> _What the exercise asks_
Write an exact copy of the entries below that leaves out all pictures.

--- --- ---

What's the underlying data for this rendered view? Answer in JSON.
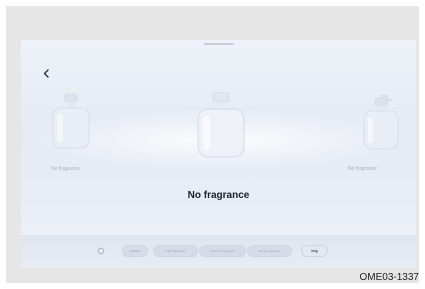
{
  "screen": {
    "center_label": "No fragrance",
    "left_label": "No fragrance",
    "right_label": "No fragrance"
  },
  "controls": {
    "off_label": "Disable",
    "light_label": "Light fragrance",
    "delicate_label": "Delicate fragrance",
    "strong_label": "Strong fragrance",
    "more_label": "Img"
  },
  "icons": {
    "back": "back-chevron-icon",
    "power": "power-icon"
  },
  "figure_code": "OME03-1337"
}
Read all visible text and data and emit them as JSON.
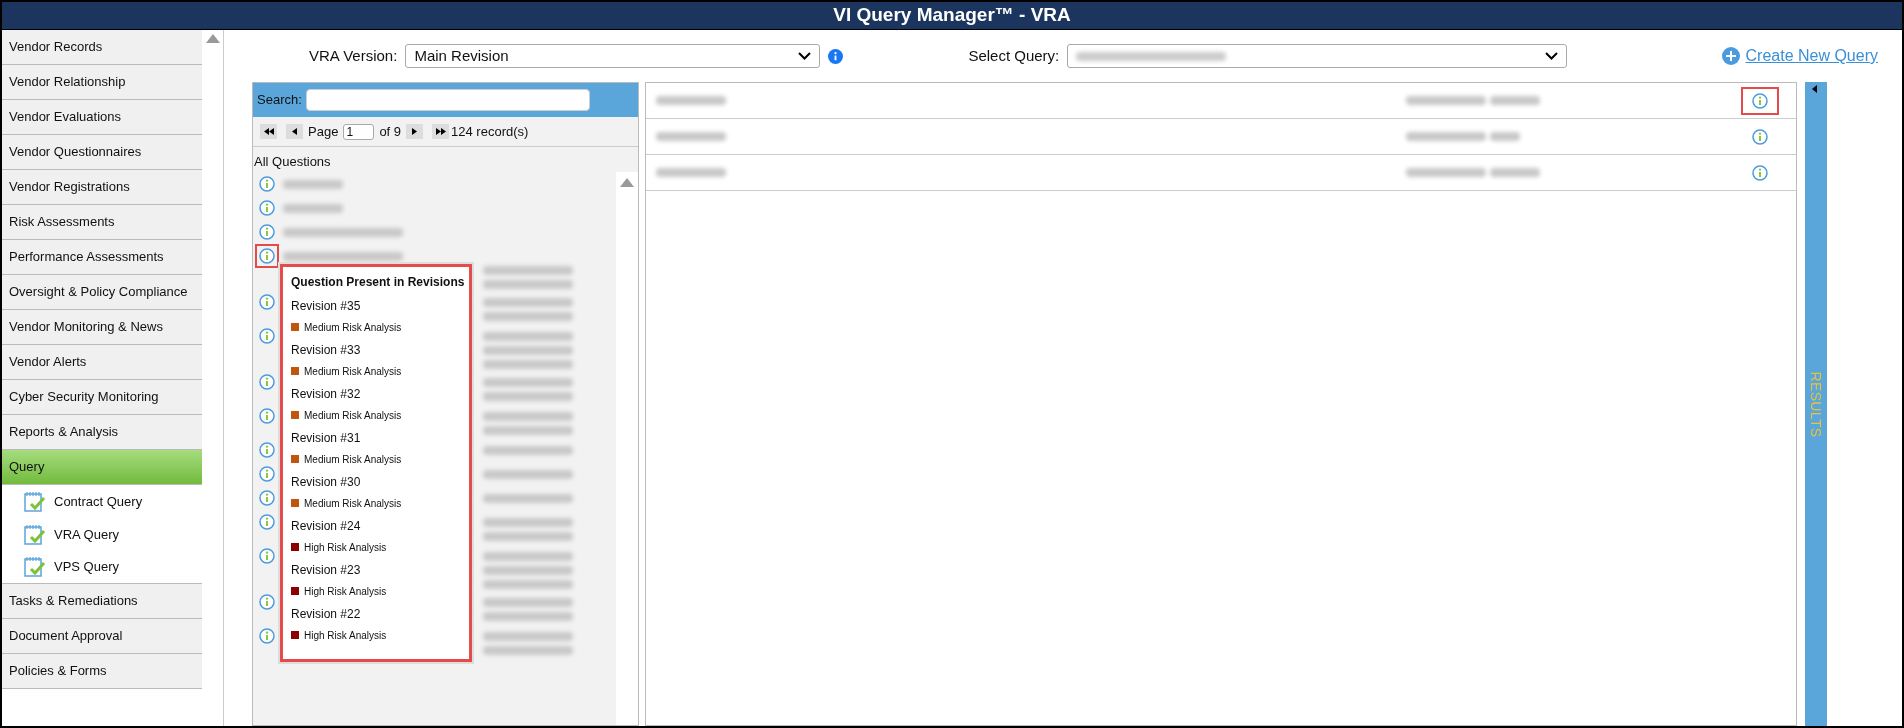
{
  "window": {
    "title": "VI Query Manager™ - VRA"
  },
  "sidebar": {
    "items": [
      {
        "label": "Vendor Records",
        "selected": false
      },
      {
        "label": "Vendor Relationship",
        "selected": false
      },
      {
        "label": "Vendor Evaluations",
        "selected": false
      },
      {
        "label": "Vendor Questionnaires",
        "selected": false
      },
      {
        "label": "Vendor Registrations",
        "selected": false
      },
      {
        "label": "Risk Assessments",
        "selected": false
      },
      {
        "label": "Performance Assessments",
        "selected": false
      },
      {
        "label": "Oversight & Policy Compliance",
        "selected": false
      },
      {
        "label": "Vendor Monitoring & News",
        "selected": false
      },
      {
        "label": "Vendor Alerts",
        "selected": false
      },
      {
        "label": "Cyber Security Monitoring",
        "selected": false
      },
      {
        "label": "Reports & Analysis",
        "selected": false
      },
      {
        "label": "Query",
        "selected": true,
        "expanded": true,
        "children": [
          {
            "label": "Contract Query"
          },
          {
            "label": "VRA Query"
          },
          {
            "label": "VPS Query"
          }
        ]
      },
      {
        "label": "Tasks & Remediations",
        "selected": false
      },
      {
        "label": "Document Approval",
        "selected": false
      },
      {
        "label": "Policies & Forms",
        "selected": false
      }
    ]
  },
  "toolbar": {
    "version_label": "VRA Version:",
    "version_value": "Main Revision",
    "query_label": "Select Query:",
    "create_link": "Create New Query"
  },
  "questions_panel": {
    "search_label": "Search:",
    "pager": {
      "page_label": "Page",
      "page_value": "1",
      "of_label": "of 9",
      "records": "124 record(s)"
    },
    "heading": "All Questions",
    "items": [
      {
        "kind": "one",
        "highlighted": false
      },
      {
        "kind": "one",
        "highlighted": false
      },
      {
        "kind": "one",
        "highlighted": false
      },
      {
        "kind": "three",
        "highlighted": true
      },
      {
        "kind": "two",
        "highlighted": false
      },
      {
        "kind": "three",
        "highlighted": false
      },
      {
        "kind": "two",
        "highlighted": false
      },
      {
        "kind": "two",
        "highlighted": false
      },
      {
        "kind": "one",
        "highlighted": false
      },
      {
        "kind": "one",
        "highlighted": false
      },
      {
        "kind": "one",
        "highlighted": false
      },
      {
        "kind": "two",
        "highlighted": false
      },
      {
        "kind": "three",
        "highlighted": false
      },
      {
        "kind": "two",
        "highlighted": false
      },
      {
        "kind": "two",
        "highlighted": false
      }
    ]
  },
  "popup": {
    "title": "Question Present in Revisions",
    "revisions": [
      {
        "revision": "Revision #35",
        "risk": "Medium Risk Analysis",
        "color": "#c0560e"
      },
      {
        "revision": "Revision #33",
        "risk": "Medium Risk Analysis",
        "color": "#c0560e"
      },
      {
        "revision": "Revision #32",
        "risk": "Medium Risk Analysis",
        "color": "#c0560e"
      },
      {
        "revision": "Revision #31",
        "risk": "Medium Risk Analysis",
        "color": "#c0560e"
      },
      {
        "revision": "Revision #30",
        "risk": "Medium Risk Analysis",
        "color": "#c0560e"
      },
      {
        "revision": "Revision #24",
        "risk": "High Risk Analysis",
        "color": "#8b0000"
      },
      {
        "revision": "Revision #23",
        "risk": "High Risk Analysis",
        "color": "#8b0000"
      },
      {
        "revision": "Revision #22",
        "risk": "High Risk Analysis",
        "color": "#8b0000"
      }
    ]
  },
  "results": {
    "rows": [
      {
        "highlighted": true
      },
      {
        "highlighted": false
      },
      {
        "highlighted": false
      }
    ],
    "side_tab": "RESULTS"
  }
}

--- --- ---

> _Your solution_
What's the underlying data for this rendered view? Answer in JSON.
{
  "screen": {
    "center_label": "No fragrance",
    "left_label": "No fragrance",
    "right_label": "No fragrance"
  },
  "controls": {
    "off_label": "Disable",
    "light_label": "Light fragrance",
    "delicate_label": "Delicate fragrance",
    "strong_label": "Strong fragrance",
    "more_label": "Img"
  },
  "icons": {
    "back": "back-chevron-icon",
    "power": "power-icon"
  },
  "figure_code": "OME03-1337"
}
Read all visible text and data and emit them as JSON.
{
  "window": {
    "title": "VI Query Manager™ - VRA"
  },
  "sidebar": {
    "items": [
      {
        "label": "Vendor Records",
        "selected": false
      },
      {
        "label": "Vendor Relationship",
        "selected": false
      },
      {
        "label": "Vendor Evaluations",
        "selected": false
      },
      {
        "label": "Vendor Questionnaires",
        "selected": false
      },
      {
        "label": "Vendor Registrations",
        "selected": false
      },
      {
        "label": "Risk Assessments",
        "selected": false
      },
      {
        "label": "Performance Assessments",
        "selected": false
      },
      {
        "label": "Oversight & Policy Compliance",
        "selected": false
      },
      {
        "label": "Vendor Monitoring & News",
        "selected": false
      },
      {
        "label": "Vendor Alerts",
        "selected": false
      },
      {
        "label": "Cyber Security Monitoring",
        "selected": false
      },
      {
        "label": "Reports & Analysis",
        "selected": false
      },
      {
        "label": "Query",
        "selected": true,
        "expanded": true,
        "children": [
          {
            "label": "Contract Query"
          },
          {
            "label": "VRA Query"
          },
          {
            "label": "VPS Query"
          }
        ]
      },
      {
        "label": "Tasks & Remediations",
        "selected": false
      },
      {
        "label": "Document Approval",
        "selected": false
      },
      {
        "label": "Policies & Forms",
        "selected": false
      }
    ]
  },
  "toolbar": {
    "version_label": "VRA Version:",
    "version_value": "Main Revision",
    "query_label": "Select Query:",
    "create_link": "Create New Query"
  },
  "questions_panel": {
    "search_label": "Search:",
    "pager": {
      "page_label": "Page",
      "page_value": "1",
      "of_label": "of 9",
      "records": "124 record(s)"
    },
    "heading": "All Questions",
    "items": [
      {
        "kind": "one",
        "highlighted": false
      },
      {
        "kind": "one",
        "highlighted": false
      },
      {
        "kind": "one",
        "highlighted": false
      },
      {
        "kind": "three",
        "highlighted": true
      },
      {
        "kind": "two",
        "highlighted": false
      },
      {
        "kind": "three",
        "highlighted": false
      },
      {
        "kind": "two",
        "highlighted": false
      },
      {
        "kind": "two",
        "highlighted": false
      },
      {
        "kind": "one",
        "highlighted": false
      },
      {
        "kind": "one",
        "highlighted": false
      },
      {
        "kind": "one",
        "highlighted": false
      },
      {
        "kind": "two",
        "highlighted": false
      },
      {
        "kind": "three",
        "highlighted": false
      },
      {
        "kind": "two",
        "highlighted": false
      },
      {
        "kind": "two",
        "highlighted": false
      }
    ]
  },
  "popup": {
    "title": "Question Present in Revisions",
    "revisions": [
      {
        "revision": "Revision #35",
        "risk": "Medium Risk Analysis",
        "color": "#c0560e"
      },
      {
        "revision": "Revision #33",
        "risk": "Medium Risk Analysis",
        "color": "#c0560e"
      },
      {
        "revision": "Revision #32",
        "risk": "Medium Risk Analysis",
        "color": "#c0560e"
      },
      {
        "revision": "Revision #31",
        "risk": "Medium Risk Analysis",
        "color": "#c0560e"
      },
      {
        "revision": "Revision #30",
        "risk": "Medium Risk Analysis",
        "color": "#c0560e"
      },
      {
        "revision": "Revision #24",
        "risk": "High Risk Analysis",
        "color": "#8b0000"
      },
      {
        "revision": "Revision #23",
        "risk": "High Risk Analysis",
        "color": "#8b0000"
      },
      {
        "revision": "Revision #22",
        "risk": "High Risk Analysis",
        "color": "#8b0000"
      }
    ]
  },
  "results": {
    "rows": [
      {
        "highlighted": true
      },
      {
        "highlighted": false
      },
      {
        "highlighted": false
      }
    ],
    "side_tab": "RESULTS"
  }
}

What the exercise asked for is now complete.